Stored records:
______________________________

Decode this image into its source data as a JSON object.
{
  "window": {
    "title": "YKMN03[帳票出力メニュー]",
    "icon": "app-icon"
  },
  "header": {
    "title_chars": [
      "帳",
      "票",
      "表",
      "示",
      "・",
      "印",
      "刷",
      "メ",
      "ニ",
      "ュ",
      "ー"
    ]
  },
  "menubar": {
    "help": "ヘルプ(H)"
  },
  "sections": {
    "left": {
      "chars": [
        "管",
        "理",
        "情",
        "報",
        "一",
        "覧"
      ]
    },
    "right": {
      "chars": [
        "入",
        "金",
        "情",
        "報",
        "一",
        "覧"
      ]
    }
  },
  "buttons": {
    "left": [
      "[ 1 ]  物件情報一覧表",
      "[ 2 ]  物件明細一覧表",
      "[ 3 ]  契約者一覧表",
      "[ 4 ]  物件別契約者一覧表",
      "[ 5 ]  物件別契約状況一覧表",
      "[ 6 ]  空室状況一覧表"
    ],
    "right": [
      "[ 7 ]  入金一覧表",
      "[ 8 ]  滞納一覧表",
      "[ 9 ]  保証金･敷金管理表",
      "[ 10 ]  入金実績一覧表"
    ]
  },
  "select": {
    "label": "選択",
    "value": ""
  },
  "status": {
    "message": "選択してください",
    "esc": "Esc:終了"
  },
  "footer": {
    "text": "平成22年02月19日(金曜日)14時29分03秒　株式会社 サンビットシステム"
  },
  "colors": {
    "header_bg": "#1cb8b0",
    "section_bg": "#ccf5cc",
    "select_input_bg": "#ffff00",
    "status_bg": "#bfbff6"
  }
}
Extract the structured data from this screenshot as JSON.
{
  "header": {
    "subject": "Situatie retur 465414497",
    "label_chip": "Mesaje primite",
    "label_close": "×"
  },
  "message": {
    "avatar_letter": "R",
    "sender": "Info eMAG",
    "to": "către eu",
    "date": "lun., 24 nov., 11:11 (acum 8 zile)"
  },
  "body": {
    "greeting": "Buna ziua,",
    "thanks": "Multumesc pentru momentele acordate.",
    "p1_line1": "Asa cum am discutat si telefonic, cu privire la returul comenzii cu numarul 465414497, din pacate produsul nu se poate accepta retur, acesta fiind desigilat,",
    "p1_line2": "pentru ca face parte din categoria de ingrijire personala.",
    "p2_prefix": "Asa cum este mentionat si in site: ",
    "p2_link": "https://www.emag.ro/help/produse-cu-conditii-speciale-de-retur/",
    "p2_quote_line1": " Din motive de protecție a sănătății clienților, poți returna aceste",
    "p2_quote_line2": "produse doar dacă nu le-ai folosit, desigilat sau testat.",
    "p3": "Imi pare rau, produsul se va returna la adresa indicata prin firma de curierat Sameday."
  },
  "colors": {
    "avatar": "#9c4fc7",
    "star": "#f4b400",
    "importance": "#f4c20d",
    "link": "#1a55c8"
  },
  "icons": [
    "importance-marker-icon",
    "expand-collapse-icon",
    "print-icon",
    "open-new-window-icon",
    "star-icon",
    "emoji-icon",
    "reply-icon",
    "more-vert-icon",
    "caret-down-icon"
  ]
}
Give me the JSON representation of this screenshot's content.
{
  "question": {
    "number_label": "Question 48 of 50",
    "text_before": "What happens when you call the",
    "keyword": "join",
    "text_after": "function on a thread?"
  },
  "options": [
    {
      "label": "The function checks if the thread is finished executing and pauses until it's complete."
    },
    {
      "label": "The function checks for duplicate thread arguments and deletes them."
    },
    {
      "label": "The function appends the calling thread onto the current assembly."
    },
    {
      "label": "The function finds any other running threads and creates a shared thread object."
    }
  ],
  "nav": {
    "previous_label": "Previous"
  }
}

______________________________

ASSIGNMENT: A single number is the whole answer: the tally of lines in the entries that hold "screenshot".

EXERCISE RESPONSE: 2